  • Electric Vehicles: Both zero emission vehicles and infrastructure received significant investments. $525 million was given to the Clean Vehicle Rebate Project (CVRP) vehicle incentive program and hundreds of millions were given to other medium and heavy duty programs.  The Clean Cars 4 All program focused on equity incentives for low income residents also received significant funding.  In addition, over $750 million was dedicated to ZEV infrastructure, with the bulk of that going to EV charging infrastructure. 
  • Clean Energy: Taking advantage of the robust surplus this year, the budget also includes $400 million for green hydrogen, long duration storage, and industrial energy efficiency, with details of the funding to be determined in a trailer bill in August.
Along with the Budget, the Governor and Legislature agreed to extend the state's eviction moratorium for several more months, through September.  As part of the deal, the state will also adjust it's rental payment assistance program, which to date has been largely unused.  Now landlords can recover 100% of owed rent instead of 80%, which was discouraging many landlords from participating in the program.  The state hopes this deal will allow more of the $5 billion available for tenants to flow to people and allow the eviction moratorium to expire in September without significant consequences.

In the legislature, several major housing bills continue to move through the process.  SB 9 (Atkins), which would allow ministerially urban parcels to be split in two and allow duplexes to be built on any parcel zoned for single family, passed from policy committees and is now in Assembly Appropriations Committee.  SB 10 (Wiener), which would provide a CEQA exemption for local governments to upzone urban and transit rich areas to up to 10 units/parcel, also passed from policy committees and is now in Assembly Appropriations.  SB 6 (Caballero) however, which would have allowed certain housing projects to be built on any land zoned for commercial office or retail, failed passage in the Assembly.

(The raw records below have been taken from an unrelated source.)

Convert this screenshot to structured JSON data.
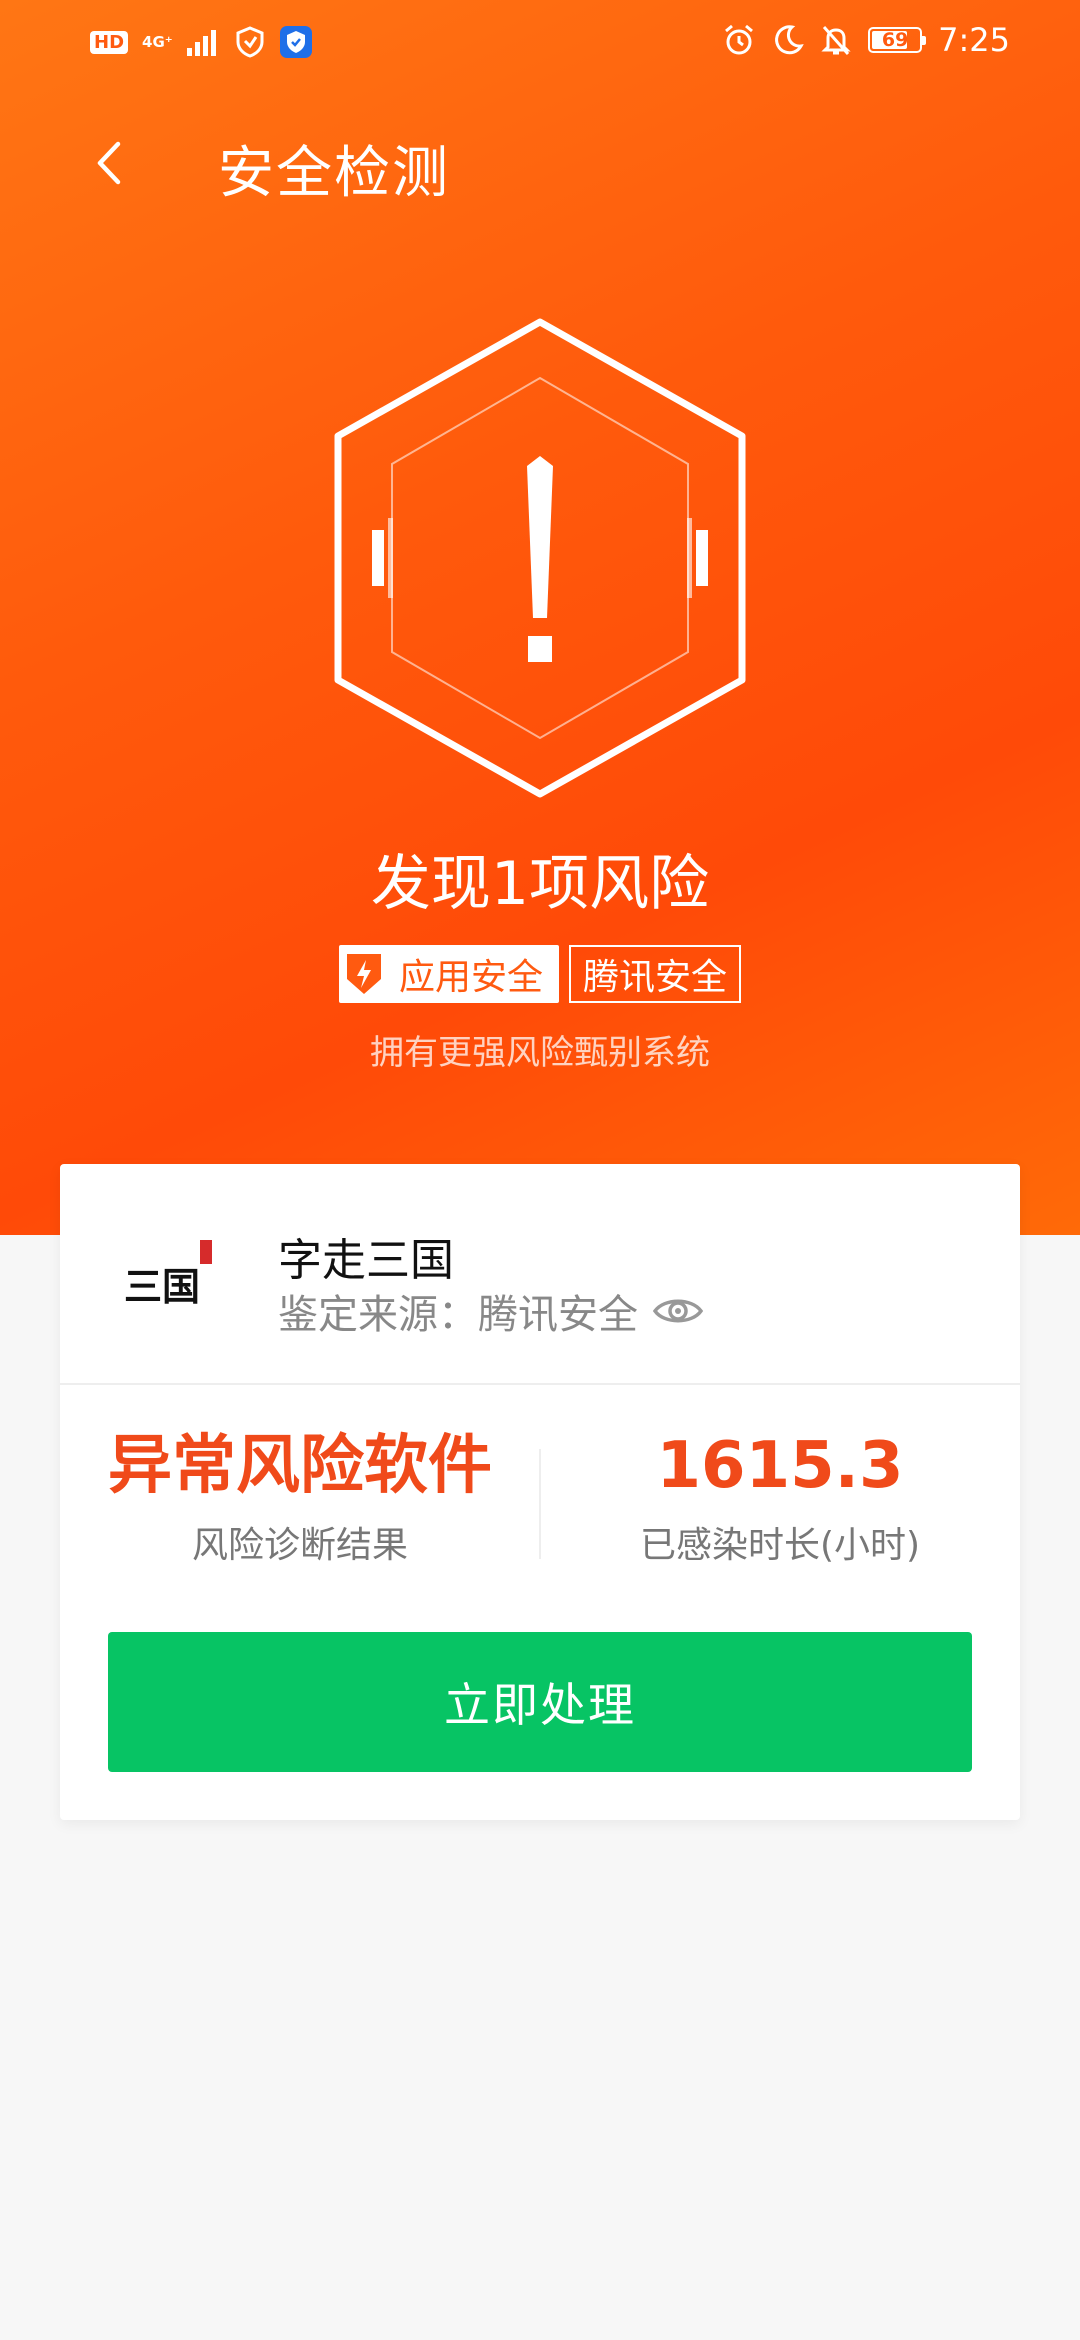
{
  "status_bar": {
    "hd": "HD",
    "network": "4G⁺",
    "battery_level": "69",
    "time": "7:25"
  },
  "header": {
    "title": "安全检测"
  },
  "result": {
    "title": "发现1项风险",
    "tag_app_security": "应用安全",
    "tag_tencent": "腾讯安全",
    "slogan": "拥有更强风险甄别系统"
  },
  "app": {
    "logo_text": "三国",
    "name": "字走三国",
    "source": "鉴定来源：腾讯安全"
  },
  "stats": {
    "diagnosis_value": "异常风险软件",
    "diagnosis_label": "风险诊断结果",
    "infection_value": "1615.3",
    "infection_label": "已感染时长(小时)"
  },
  "action": {
    "button_label": "立即处理"
  },
  "colors": {
    "hero_orange": "#ff5a0c",
    "risk_red": "#f04a1a",
    "action_green": "#07c464"
  }
}
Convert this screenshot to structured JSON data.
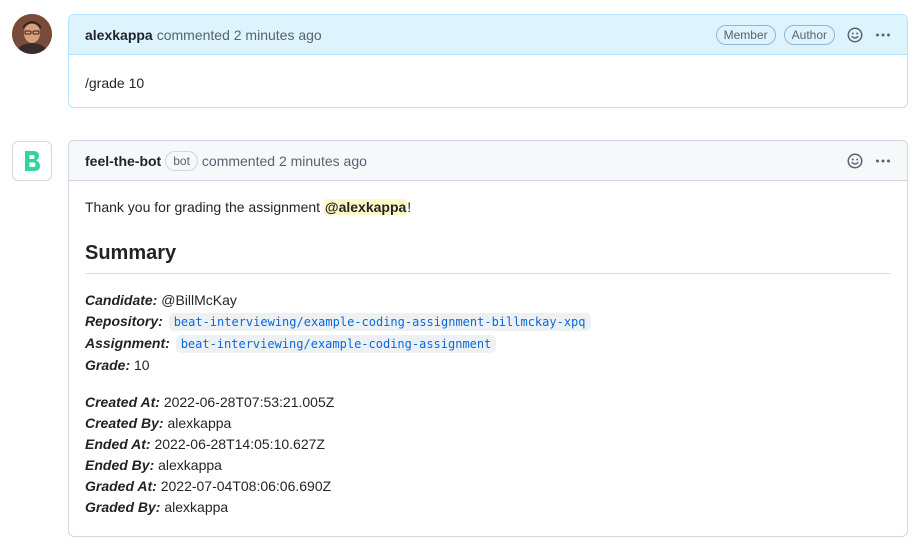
{
  "comments": [
    {
      "author": "alexkappa",
      "action": "commented 2 minutes ago",
      "badges": [
        "Member",
        "Author"
      ],
      "body": "/grade 10"
    },
    {
      "author": "feel-the-bot",
      "bot_label": "bot",
      "action": "commented 2 minutes ago",
      "intro_prefix": "Thank you for grading the assignment ",
      "mention": "@alexkappa",
      "intro_suffix": "!",
      "heading": "Summary",
      "fields": {
        "candidate_label": "Candidate:",
        "candidate_value": "@BillMcKay",
        "repository_label": "Repository:",
        "repository_value": "beat-interviewing/example-coding-assignment-billmckay-xpq",
        "assignment_label": "Assignment:",
        "assignment_value": "beat-interviewing/example-coding-assignment",
        "grade_label": "Grade:",
        "grade_value": "10",
        "created_at_label": "Created At:",
        "created_at_value": "2022-06-28T07:53:21.005Z",
        "created_by_label": "Created By:",
        "created_by_value": "alexkappa",
        "ended_at_label": "Ended At:",
        "ended_at_value": "2022-06-28T14:05:10.627Z",
        "ended_by_label": "Ended By:",
        "ended_by_value": "alexkappa",
        "graded_at_label": "Graded At:",
        "graded_at_value": "2022-07-04T08:06:06.690Z",
        "graded_by_label": "Graded By:",
        "graded_by_value": "alexkappa"
      }
    }
  ],
  "icons": {
    "reaction": "smiley-icon",
    "menu": "kebab-horizontal-icon",
    "bot_logo": "bot-b-logo-icon"
  },
  "colors": {
    "mention_highlight": "#fff8c5",
    "link": "#0969da",
    "bot_logo": "#2fd6a3"
  }
}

Last, but certainly not least, the Legislature passed and the Governor signed AB 819 (Levine) which will require to submit all draft EIRs, proposed negative declarations, or proposed MNDs to the State Clearinghouse.  The bill will take effect on January 1, 2022.